Coming of age stories are frequently awkward, often painful, but ultimately, usually, hopeful. Pin Cushion is one of those rare coming of age stories that is not really invested in perpetuating the myth that oddballs and weirdoes emerge from adolescence as interesting and functional adults. It is instead preoccupied with the ways that trauma passes between generations, and that no amount of parental love and acceptance can make up for a lack of same from peers. In Pin Cushion, bullying is not the métier of the playground, but is a cycle that perpetuates into adulthood, and bullies don’t always get their comeuppance (or, if they do, it’s just more trauma for the pile). Pin Cushion’s image of adolescence is a candy-colored darkness. Continue reading “Mother-daughter heartbreak in the colorful, tragic Pin Cushion”
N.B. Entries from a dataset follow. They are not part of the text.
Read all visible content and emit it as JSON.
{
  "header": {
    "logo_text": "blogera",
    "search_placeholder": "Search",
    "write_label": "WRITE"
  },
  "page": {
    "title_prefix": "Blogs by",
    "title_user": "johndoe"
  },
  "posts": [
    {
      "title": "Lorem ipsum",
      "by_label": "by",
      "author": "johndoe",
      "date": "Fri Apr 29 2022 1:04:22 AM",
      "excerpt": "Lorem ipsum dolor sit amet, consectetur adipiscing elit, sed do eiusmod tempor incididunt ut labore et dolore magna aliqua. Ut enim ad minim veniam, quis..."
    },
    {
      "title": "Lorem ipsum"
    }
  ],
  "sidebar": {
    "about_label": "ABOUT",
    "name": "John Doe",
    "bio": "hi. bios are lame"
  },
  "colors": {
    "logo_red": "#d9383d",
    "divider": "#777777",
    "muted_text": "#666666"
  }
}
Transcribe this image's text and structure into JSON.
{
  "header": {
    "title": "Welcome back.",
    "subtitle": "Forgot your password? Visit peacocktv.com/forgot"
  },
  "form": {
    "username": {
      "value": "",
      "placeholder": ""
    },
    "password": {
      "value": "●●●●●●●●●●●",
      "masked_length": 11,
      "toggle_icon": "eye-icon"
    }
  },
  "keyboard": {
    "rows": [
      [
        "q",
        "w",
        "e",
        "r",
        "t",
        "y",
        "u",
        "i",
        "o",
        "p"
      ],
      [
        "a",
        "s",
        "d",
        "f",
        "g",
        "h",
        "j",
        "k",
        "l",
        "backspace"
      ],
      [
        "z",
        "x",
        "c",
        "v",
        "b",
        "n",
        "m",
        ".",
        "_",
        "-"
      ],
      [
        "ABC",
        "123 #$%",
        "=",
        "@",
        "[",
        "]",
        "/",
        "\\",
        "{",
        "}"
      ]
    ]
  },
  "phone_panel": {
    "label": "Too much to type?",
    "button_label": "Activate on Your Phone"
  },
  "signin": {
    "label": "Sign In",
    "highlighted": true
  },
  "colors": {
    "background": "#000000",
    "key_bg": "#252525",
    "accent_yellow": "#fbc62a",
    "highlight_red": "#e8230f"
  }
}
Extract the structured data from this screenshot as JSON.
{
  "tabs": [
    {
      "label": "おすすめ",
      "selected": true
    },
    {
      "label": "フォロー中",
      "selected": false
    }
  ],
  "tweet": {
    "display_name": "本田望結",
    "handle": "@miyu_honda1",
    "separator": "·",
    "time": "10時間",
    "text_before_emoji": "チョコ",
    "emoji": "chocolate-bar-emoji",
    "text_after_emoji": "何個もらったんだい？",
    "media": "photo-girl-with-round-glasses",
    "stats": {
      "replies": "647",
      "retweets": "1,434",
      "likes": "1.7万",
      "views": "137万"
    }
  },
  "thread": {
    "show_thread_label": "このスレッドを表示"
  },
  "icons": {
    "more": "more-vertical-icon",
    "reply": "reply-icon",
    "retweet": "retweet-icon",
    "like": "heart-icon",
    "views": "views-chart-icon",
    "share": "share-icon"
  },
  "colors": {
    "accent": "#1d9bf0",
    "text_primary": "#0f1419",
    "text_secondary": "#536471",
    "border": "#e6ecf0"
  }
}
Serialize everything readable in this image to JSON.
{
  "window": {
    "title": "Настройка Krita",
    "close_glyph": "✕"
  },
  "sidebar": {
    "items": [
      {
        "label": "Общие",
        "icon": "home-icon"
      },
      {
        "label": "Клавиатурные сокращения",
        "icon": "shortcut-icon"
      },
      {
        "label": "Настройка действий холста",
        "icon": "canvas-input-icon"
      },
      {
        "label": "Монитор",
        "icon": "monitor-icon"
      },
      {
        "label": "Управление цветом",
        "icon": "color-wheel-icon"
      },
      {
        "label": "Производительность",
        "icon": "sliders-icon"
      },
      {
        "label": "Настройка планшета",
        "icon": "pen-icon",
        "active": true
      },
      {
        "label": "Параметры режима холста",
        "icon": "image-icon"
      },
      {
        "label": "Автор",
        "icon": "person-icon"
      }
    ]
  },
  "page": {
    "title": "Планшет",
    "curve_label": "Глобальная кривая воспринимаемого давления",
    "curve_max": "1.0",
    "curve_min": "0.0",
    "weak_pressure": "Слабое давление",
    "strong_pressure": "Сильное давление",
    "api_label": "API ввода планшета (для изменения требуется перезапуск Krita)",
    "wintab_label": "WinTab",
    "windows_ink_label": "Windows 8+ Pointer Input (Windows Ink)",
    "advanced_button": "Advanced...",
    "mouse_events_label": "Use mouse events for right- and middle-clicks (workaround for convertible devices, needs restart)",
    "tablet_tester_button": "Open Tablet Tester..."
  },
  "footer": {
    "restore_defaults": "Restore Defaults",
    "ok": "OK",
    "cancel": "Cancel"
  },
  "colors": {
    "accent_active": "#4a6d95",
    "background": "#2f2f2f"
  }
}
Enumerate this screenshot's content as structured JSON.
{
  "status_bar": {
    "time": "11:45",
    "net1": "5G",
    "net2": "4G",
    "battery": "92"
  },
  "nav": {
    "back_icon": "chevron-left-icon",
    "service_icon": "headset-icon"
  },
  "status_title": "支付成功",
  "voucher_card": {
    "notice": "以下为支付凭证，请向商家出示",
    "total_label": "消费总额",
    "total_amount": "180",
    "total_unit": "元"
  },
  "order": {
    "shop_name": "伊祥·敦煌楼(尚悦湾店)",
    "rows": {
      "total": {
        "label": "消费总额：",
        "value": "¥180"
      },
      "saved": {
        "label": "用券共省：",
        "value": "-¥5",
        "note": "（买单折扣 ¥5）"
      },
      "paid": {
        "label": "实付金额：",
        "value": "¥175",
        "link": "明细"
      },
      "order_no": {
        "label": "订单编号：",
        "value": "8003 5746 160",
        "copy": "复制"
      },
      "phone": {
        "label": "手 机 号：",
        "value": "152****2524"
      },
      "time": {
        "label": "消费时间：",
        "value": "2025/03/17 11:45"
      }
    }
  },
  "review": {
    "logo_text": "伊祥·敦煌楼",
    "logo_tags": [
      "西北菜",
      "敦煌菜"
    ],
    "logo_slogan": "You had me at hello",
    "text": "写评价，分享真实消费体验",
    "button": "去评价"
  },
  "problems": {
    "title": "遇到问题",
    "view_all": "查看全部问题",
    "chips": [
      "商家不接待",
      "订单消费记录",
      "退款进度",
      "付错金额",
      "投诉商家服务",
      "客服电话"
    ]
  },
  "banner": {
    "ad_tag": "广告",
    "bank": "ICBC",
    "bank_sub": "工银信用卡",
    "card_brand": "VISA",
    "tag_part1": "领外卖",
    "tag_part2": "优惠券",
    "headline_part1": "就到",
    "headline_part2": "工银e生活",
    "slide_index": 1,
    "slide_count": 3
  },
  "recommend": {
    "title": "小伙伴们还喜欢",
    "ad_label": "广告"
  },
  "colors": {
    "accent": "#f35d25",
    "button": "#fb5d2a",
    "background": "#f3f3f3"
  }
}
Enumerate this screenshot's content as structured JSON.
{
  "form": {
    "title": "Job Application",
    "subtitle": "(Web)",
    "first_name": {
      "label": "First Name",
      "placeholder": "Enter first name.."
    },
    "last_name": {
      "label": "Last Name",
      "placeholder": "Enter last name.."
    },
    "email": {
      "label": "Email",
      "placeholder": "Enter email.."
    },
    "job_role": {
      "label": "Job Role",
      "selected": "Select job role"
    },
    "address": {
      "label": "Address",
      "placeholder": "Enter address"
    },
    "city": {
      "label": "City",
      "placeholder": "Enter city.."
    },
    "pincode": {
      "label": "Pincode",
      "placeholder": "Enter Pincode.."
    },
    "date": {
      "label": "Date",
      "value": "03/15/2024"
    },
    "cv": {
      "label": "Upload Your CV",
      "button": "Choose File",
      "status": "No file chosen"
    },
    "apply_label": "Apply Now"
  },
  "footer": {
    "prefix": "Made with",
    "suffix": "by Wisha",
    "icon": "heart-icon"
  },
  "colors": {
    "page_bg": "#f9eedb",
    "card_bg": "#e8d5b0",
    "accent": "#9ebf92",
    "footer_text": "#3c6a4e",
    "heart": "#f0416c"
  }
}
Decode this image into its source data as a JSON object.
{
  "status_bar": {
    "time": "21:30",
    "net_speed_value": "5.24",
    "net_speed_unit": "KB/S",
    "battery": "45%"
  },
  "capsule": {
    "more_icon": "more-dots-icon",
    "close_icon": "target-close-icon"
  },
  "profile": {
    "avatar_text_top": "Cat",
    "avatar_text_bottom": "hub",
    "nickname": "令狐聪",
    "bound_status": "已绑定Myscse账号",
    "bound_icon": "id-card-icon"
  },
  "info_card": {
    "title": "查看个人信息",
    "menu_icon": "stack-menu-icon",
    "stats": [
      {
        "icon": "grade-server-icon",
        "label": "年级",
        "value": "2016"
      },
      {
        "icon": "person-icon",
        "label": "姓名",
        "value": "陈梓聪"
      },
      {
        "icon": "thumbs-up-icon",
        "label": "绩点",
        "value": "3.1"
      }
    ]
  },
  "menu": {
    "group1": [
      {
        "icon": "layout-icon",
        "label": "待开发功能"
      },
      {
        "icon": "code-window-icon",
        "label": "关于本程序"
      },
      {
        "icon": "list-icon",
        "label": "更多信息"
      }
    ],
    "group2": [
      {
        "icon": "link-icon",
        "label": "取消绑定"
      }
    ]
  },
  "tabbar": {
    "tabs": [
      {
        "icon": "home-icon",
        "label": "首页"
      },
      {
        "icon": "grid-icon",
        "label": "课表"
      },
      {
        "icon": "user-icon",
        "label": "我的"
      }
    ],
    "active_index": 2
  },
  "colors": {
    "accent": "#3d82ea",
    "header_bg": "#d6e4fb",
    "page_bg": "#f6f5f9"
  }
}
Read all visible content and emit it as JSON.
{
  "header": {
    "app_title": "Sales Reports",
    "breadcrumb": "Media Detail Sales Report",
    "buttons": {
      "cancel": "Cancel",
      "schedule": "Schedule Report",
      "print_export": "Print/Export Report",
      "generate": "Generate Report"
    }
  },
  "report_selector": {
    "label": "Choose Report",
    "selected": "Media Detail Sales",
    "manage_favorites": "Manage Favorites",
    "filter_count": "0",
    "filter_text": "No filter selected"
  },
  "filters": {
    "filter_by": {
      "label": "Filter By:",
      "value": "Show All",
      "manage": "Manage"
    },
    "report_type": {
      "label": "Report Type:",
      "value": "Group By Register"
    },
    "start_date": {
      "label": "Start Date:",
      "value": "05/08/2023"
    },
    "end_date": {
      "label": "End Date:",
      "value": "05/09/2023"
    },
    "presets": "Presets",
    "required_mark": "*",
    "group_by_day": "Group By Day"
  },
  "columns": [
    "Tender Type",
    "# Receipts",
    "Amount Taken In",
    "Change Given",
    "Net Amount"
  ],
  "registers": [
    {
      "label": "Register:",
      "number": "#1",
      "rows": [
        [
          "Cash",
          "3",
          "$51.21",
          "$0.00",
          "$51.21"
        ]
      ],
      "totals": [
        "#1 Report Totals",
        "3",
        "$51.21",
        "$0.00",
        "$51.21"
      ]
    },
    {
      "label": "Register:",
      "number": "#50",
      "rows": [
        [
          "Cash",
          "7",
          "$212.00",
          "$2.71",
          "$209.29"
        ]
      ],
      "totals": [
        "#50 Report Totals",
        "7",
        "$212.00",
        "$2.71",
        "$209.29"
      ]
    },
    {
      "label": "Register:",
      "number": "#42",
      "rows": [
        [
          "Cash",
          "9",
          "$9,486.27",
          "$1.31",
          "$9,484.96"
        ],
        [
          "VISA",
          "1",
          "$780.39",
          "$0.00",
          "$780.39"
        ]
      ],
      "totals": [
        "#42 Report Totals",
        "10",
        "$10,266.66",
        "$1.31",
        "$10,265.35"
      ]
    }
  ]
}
Obviously happening because Paddington was a sleeper hit, and Tigger is horrifying. Old toy AND no teeth? Rocket-grade nightmare fuel.
Ant-Man and the Wasp
Marvel’s latest is a direct antidote to the sturm und drang of Infinity War and it succeeds within in its own modest parameters. Also, like Spider-Man: Homecoming, this is pretty much just a comedy with some superhero stuff in it.
Full review here.
I’ve been thinking about something since watching Nanette. Hannah Gadsby makes the point that laughter is not the medicine, that stories are the really important thing, the thing that creates empathy and invites understanding. She’s not wrong. Laughter doesn’t cure society’s ills. It won’t solve any problems or offer solutions. Jokes are simple, and laughter, however cathartic, is not understanding. This is all true.
But this is also true: We NEED to laugh. Continue reading “We NEED to laugh”
A gender-swapped remake of the Goldie Hawn/Kurt Russell screwball comedy reveals the real issue with Overboard is not a man lying to a woman with a traumatic brain injury, it’s ANYONE lying to ANYBODY with a traumatic brain injury.
A dilapidated estate in the Irish countryside is the setting for Brian O’Malley’s The Lodgers, a Gothic haunted house story set in the days following World War I. Any Gothic film set in a grand country estate immediately calls to mind Rebecca’s Manderley, and The Lodgers certainly has shared DNA with the Gothic films that have come before, including The Innocents and a little bit Picnic at Hanging Rock. It also calls to mind Guillermo Del Toro’s recent Gothic horror-romance, Crimson Peak, though where that film reaches for spectacle (and kind of face-plants in the garden of its own grandeur), The Lodgers is a quieter tale, atmospheric and creepy and full of decay.
This movie was gross in 1974 when it starred Charles Bronson, and it’s super gross in 2018.